> _Task prompt_
Each of the entries should be retyped precisely as it appears.

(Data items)
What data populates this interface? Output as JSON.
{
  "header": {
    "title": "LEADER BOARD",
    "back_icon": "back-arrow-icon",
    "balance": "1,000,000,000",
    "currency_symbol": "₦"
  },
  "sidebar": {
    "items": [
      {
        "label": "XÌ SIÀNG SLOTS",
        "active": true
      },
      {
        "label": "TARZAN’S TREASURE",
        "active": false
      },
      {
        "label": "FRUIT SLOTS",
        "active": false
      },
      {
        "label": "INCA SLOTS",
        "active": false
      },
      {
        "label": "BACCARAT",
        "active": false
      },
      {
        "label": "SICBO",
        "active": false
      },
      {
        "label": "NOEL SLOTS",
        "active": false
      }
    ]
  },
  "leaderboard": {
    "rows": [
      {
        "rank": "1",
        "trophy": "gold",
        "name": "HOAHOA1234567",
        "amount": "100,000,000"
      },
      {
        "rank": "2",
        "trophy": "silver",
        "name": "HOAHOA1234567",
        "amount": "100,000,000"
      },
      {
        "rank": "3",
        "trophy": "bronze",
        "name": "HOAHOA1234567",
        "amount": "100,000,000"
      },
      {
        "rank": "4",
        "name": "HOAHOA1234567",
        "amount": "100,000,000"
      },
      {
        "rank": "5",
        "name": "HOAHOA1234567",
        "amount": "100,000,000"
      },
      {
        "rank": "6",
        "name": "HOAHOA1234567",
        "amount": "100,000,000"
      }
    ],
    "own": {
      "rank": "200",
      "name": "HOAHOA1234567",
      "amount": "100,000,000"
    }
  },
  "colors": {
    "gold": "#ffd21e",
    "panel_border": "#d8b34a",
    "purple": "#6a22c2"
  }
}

> _Written answer_
What data populates this interface? Output as JSON.
{
  "header": {
    "title": "LEADER BOARD",
    "back_icon": "back-arrow-icon",
    "balance": "1,000,000,000",
    "currency_symbol": "₦"
  },
  "sidebar": {
    "items": [
      {
        "label": "XÌ SIÀNG SLOTS",
        "active": true
      },
      {
        "label": "TARZAN’S TREASURE",
        "active": false
      },
      {
        "label": "FRUIT SLOTS",
        "active": false
      },
      {
        "label": "INCA SLOTS",
        "active": false
      },
      {
        "label": "BACCARAT",
        "active": false
      },
      {
        "label": "SICBO",
        "active": false
      },
      {
        "label": "NOEL SLOTS",
        "active": false
      }
    ]
  },
  "leaderboard": {
    "rows": [
      {
        "rank": "1",
        "trophy": "gold",
        "name": "HOAHOA1234567",
        "amount": "100,000,000"
      },
      {
        "rank": "2",
        "trophy": "silver",
        "name": "HOAHOA1234567",
        "amount": "100,000,000"
      },
      {
        "rank": "3",
        "trophy": "bronze",
        "name": "HOAHOA1234567",
        "amount": "100,000,000"
      },
      {
        "rank": "4",
        "name": "HOAHOA1234567",
        "amount": "100,000,000"
      },
      {
        "rank": "5",
        "name": "HOAHOA1234567",
        "amount": "100,000,000"
      },
      {
        "rank": "6",
        "name": "HOAHOA1234567",
        "amount": "100,000,000"
      }
    ],
    "own": {
      "rank": "200",
      "name": "HOAHOA1234567",
      "amount": "100,000,000"
    }
  },
  "colors": {
    "gold": "#ffd21e",
    "panel_border": "#d8b34a",
    "purple": "#6a22c2"
  }
}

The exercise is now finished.